- Developmental costs: These are costs of providing direct services to the homeless such as shelter, food, ablutions, social support, skills development and economic empowerment. These services are provided by non-profit shelters and service providers; the City of Cape Town Social Development and Early Childhood Development Department; the Western Cape Department for Social Development; and Community Improvement District social development teams.
- Reactive and Punitive costs: These are costs for reacting to homelessness, either through an urban management requirement (e.g. cleaning), a security-based response, or increased demand on the criminal justice system. These costs include the City of Cape Town Displaced People’s Unit, Community Improvement District security and urban management spending, and Criminal Justice costs.
- Humanitarian costs: These are the cash handouts given to homeless people every day from Cape Town residents who support them either out of concern or compassion.
In response to these findings, U-Turn, Khulisa Streetscapes and MES united to form a Coalition to End Homelessness. While each of the founding organisations is well-established with a reliable track record in developmental and rehabilitation solutions that help reduce homelessness, the Coalition is calling for more effective investment into the sector by society at large.
Homelessness is a large and complicated social issue that has deep roots in our society. In fact, homelessness has been around for such a long time that many see it as ‘just the way it is’ – but it doesn’t have to be. Increased research and awareness has shown homelessness in a different light as it has been described as a public health emergency deserving of a crisis response.
So how can WE as a community make positive changes in how we assist and support individuals and families who are experiencing homelessness first hand?
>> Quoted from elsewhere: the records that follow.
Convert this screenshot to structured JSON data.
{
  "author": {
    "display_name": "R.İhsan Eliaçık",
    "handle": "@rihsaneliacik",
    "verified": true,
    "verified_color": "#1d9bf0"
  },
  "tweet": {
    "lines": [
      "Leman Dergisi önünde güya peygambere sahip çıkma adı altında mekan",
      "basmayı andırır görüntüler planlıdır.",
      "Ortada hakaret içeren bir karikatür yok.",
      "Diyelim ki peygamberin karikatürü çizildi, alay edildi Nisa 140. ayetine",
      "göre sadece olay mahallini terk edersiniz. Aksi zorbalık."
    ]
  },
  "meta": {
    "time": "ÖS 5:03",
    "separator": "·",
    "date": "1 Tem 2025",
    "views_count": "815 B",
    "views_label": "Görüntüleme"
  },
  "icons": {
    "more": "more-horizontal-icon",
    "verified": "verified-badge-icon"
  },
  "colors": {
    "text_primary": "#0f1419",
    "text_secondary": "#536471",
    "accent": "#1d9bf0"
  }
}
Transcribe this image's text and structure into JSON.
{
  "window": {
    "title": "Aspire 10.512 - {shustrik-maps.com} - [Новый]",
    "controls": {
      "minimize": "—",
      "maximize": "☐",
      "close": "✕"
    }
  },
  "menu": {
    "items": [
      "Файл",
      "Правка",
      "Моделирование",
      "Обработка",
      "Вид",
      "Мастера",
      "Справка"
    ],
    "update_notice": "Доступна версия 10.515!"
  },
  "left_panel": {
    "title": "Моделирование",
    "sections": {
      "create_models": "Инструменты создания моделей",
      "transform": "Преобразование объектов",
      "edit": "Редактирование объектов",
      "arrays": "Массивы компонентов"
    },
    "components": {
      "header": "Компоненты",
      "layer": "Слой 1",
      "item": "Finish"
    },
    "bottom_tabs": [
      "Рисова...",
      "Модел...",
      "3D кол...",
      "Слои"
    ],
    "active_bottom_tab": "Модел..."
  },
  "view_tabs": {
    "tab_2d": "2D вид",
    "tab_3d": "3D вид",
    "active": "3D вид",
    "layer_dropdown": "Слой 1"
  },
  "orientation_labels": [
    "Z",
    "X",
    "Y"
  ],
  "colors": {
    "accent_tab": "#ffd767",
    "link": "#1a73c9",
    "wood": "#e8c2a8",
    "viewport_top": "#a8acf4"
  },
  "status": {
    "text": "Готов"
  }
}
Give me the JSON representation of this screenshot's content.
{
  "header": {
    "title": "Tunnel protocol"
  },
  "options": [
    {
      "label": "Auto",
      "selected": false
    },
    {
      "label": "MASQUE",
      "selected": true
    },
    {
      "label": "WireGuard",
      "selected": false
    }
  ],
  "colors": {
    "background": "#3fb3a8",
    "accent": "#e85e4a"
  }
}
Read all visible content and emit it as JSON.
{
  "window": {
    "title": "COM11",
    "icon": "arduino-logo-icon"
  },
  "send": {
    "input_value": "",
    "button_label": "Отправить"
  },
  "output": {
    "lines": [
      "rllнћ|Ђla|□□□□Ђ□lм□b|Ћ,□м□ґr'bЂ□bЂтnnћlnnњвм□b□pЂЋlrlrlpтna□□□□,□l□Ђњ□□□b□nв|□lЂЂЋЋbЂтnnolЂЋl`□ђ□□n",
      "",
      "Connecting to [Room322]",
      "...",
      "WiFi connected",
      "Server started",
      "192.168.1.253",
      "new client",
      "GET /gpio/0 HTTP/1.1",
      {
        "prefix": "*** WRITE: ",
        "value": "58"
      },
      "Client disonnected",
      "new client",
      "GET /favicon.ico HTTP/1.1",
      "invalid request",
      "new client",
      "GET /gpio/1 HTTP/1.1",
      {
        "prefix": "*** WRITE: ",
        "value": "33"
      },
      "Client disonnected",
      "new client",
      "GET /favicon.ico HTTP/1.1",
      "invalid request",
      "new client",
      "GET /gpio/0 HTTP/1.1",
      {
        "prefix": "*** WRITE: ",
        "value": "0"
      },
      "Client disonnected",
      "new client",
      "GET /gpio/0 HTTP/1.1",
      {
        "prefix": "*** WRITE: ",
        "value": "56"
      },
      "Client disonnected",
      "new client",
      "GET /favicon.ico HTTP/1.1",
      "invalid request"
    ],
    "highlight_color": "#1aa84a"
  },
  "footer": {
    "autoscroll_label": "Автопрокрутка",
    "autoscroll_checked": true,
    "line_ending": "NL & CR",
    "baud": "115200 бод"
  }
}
- Make a point of saying ‘Hi’, smiling or having a conversation with someone who is experiencing homelessness. Most times people who are experiencing homelessness are ignored; treated as a disgrace and as if they don’t belong in our community. Acknowledging and forming some kind of connection, however small it may be, can help, as it begins to change the attitude that people who experience homelessness aren’t somehow innately different or undeserving to an attitude that shows that they matter – reducing the ‘them’ and ‘us’ mentality.
- Prepare care packages including necessity items to be given out to people experiencing homelessness as this will help them to cope with daily survival while they figure out their next living situation.
- Volunteer your time at soup kitchens, food banks or local shelters.
- Consider donating funds to charities that support programmes to end homelessness.
- Become an advocate and help to lessen the stigma around homelessness. Educate yourself, your family and your community about the issue of homelessness and the factors that can lead to homelessness. Contrary to many assumptions, homelessness does not only happen to ‘bad’ or ‘dirty’ people who use drugs and make trouble.
Remember: People experiencing homelessness want to get off the street and the sobering fact is that not one of us is immune to this risk – it could happen to anyone, so be kind ALWAYS.